A Pentagon spokesman said the United States was "deeply concerned" and would urge Egypt's ruling Supreme Council of the Armed Forces (Scaf) to give up power after it issued a surprise decree assuming legislative powers and the right to intervene in constitutional matters.

"We're deeply concerned about new amendments to the constitution declaration, including the timing of their announcements as polls were closing for the presidential election," George Little said in Washington. He said that the US would "continue to urge the Scaf to relinquish power to civilian elected authorities".

Scaf announced the decision on Sunday only hours after polls closed, pitting Mohammed Morsi, the Muslim Brotherhood candidate, against the former premier, Ahmed Shafiq. Ahead of the official results on Thursday, both candidates are claiming narrow victories.

Last week, a court packed with judges appointed by the former president, Hosi Mubarak, dissolved the parliament that was freely elected after the uprising.

While welcoming the presidential run-off as an "major step" towards democracy, a spokesperson for Catherine Ashton, head of European Union foreign policy, also expressed concern about the Scaf decision.

"The legal and institutional situation is of concern and must be clarified as soon as possible," said Maja Kocijancic, the spokesperson. "One thing is clear, the democratic transition must not be put in question."

She added that the Egyptian people "have the chance of choosing, for the first time, their president in a real and competitive election".

After mass demonstrations that forced the resignation 16 months ago of Mubarak, Egypt's transition to civilian rule looks as difficult as ever. Elements of Mubarak's regime have clung to power, alarming liberals and especially Islamists.

The Muslim Brotherhood's Freedom and Justice Party, along with the Salafist Nour Party, scored dramatic successes during last year's parliamentary election that seemingly hailed the beginning of Islamist rule in Egypt and the Arab world.

While their rise worried many among Egypt's diverse ideological spectrum, the revolution was no longer one that pit liberals and Islamists against each other, the Dubai-based Al Bayan newspaper said in an editorial yesterday.

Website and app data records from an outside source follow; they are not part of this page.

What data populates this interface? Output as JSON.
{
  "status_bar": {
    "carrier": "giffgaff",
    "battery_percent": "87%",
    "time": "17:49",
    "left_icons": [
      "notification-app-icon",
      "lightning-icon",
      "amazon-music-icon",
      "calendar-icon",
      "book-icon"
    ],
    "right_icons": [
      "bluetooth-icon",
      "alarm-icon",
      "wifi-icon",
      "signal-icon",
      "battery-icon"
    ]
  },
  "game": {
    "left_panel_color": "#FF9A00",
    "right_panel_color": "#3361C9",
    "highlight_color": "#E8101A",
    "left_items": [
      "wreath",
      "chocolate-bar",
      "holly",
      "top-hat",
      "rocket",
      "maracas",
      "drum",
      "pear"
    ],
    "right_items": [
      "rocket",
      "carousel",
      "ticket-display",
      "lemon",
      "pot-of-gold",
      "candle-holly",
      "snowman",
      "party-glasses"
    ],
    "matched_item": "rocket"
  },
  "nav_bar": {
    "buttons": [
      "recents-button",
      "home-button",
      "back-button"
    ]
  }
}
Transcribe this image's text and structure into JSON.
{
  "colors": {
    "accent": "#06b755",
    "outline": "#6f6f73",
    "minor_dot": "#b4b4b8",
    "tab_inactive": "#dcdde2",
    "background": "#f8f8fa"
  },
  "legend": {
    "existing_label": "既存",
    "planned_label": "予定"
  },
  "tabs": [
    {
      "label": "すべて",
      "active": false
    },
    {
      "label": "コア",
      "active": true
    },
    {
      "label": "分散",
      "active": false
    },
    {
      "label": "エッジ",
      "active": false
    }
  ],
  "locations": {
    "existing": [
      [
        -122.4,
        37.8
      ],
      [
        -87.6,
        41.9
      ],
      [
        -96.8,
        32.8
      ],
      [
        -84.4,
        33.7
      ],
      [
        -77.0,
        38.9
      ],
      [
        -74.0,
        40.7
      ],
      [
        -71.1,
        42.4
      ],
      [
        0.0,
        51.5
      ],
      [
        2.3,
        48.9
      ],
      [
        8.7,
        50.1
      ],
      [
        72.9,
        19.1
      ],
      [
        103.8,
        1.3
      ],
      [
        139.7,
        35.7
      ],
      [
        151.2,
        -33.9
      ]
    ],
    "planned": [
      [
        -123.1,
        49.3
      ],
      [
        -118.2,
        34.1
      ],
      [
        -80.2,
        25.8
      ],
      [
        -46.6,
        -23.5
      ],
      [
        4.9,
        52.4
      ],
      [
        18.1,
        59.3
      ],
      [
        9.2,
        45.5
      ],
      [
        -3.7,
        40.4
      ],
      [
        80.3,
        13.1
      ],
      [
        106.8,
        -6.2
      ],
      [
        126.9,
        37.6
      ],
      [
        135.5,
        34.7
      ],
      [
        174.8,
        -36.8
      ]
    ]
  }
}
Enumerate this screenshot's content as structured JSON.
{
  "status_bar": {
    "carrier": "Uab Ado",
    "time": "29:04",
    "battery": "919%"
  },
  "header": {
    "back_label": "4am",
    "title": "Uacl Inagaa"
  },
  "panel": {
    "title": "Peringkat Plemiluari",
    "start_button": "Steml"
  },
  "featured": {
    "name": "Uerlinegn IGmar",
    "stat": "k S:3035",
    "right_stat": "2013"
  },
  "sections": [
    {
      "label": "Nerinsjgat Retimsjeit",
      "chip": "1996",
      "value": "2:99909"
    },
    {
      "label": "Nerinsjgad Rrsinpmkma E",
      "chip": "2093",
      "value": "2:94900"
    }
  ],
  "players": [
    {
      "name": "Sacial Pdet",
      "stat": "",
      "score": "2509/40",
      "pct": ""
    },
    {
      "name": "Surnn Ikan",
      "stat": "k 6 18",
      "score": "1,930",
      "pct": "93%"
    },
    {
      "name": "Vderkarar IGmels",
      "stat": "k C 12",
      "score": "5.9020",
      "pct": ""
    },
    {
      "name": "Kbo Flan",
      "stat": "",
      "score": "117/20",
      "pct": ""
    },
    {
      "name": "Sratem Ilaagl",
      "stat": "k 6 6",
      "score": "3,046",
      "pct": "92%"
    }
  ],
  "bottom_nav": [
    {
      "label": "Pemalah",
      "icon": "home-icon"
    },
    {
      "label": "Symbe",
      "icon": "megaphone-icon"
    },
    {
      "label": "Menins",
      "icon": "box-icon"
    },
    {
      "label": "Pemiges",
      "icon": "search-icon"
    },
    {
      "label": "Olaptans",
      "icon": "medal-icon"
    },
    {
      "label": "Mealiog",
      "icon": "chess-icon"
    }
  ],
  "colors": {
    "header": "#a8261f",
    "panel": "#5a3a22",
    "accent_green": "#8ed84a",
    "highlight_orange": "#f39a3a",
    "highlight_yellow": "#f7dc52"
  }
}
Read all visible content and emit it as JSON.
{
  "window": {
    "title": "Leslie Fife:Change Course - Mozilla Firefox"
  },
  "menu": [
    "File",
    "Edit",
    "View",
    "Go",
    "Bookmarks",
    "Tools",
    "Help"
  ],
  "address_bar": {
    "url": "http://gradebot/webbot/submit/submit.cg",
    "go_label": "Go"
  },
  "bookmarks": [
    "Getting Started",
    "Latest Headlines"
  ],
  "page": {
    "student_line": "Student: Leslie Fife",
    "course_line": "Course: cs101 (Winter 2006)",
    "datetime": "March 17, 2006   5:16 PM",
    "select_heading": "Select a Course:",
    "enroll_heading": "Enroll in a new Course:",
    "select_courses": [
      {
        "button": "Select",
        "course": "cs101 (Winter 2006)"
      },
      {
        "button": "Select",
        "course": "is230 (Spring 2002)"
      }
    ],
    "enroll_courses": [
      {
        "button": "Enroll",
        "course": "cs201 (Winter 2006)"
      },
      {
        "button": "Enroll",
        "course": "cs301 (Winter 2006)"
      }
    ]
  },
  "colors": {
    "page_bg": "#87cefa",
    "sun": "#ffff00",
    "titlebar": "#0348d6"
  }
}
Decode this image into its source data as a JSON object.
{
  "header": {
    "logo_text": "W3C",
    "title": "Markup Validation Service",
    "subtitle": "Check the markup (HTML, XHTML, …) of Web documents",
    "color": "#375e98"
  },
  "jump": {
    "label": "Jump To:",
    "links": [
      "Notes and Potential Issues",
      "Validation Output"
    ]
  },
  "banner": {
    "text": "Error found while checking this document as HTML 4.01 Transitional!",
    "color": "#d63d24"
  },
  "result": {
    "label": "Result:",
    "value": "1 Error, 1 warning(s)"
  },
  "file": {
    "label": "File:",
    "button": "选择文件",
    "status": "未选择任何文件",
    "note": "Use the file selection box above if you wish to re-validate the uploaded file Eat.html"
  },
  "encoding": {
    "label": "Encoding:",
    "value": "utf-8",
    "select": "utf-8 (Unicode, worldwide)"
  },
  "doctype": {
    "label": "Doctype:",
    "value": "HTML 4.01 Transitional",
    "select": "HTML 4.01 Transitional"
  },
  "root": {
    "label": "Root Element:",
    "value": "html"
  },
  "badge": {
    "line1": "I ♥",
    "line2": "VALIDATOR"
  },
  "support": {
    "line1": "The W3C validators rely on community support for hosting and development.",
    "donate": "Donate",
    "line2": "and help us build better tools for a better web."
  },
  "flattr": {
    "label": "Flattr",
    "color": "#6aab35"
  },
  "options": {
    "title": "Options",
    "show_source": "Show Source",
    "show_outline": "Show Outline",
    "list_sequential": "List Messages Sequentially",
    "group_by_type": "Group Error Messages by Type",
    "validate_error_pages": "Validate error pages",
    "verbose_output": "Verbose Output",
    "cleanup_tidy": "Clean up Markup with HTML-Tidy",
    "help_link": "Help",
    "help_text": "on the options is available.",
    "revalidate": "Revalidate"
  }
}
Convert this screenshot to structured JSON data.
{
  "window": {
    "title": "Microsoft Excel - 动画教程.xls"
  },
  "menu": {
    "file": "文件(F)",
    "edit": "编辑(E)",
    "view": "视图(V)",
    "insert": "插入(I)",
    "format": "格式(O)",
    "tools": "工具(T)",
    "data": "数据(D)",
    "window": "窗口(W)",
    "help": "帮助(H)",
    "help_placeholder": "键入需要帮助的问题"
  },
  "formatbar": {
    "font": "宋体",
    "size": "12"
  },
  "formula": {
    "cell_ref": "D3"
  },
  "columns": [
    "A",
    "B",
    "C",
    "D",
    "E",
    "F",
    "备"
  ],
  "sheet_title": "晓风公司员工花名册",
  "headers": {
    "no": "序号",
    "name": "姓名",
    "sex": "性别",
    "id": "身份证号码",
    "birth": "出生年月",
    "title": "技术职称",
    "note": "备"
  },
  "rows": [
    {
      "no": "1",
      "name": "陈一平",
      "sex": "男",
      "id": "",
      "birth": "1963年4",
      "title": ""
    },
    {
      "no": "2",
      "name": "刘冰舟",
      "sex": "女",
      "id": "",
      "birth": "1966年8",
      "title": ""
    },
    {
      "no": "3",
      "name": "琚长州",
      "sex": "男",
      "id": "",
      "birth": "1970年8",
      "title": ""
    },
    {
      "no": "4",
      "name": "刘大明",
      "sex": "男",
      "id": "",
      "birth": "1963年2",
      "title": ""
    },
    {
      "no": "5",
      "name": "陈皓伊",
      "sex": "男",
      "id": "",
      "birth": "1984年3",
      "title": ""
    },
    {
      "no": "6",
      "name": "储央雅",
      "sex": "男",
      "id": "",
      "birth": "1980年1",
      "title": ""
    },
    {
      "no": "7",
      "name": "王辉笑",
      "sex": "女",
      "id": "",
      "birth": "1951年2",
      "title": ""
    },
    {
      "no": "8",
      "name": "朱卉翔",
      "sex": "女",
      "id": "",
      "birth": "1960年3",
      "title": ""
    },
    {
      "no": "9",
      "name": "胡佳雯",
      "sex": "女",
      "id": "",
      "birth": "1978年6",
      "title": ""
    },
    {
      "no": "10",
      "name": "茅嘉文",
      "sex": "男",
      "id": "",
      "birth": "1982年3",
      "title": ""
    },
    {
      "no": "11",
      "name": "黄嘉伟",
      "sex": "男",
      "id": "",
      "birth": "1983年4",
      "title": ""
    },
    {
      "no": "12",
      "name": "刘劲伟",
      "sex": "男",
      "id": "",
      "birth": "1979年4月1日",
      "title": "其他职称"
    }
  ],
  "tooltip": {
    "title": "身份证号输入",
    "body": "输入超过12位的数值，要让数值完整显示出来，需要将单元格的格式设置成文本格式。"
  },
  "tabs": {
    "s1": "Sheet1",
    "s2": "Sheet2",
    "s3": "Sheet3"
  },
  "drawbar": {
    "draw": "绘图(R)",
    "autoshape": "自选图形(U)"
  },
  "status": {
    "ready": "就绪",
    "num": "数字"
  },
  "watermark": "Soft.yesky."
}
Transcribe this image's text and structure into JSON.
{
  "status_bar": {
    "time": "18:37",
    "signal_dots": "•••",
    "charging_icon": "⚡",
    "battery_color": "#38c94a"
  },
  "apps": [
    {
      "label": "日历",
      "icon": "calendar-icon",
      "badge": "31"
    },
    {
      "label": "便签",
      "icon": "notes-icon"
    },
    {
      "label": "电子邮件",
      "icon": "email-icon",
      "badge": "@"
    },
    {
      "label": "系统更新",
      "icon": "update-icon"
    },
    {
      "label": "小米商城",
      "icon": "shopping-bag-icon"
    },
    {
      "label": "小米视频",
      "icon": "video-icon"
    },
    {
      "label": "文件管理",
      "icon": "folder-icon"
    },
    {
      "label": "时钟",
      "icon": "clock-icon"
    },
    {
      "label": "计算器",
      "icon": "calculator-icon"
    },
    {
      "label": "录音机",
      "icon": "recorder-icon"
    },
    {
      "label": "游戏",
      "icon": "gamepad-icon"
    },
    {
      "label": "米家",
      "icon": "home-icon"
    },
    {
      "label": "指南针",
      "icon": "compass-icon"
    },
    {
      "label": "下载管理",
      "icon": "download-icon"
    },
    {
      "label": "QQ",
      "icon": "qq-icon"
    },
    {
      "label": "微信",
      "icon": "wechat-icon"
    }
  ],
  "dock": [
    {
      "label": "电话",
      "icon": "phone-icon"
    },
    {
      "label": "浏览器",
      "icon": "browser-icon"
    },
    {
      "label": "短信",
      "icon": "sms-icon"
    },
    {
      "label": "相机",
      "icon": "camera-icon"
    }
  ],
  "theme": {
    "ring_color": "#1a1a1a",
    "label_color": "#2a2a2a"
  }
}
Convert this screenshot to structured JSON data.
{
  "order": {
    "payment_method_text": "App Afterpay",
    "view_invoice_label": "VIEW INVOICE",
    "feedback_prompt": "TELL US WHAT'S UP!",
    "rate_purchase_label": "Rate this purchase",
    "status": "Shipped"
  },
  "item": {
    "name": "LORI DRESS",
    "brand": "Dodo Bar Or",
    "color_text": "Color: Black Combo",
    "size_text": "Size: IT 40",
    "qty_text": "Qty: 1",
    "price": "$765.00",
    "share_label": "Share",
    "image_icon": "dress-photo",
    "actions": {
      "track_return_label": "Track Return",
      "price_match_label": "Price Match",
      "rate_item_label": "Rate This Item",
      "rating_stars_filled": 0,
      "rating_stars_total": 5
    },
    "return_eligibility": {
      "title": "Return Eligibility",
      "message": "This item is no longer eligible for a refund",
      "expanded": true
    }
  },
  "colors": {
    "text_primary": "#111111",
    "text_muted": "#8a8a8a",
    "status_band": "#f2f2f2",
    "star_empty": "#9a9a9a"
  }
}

"The conflict now has become much fiercer - and potentially more costly - strictly pitting the forces of the revolution against the 'felool', the remnants of the old regime."

That tension caused jitters among investors. Stocks slumped yesterday because, Wafik Dawook, director of institutional sales at Cairo-based Mega Investment Security, "of the military's announcement, which puts Egypt in an open-ended transition period".

Those jitters may stick around for much longer, according to Salama Ahmed Salama, a columnist with the Cairo-based Al Shorouk newspaper, who wrote yesterday that broader "angst will be the order of the day" until Scaf and the future president sort things out.

"Now that the army council has grabbed the legislative power, it won't be easy for the forthcoming president to make them give it back in full right away," he wrote.

* With additional reporting by Bloomberg News and Agence France-Presse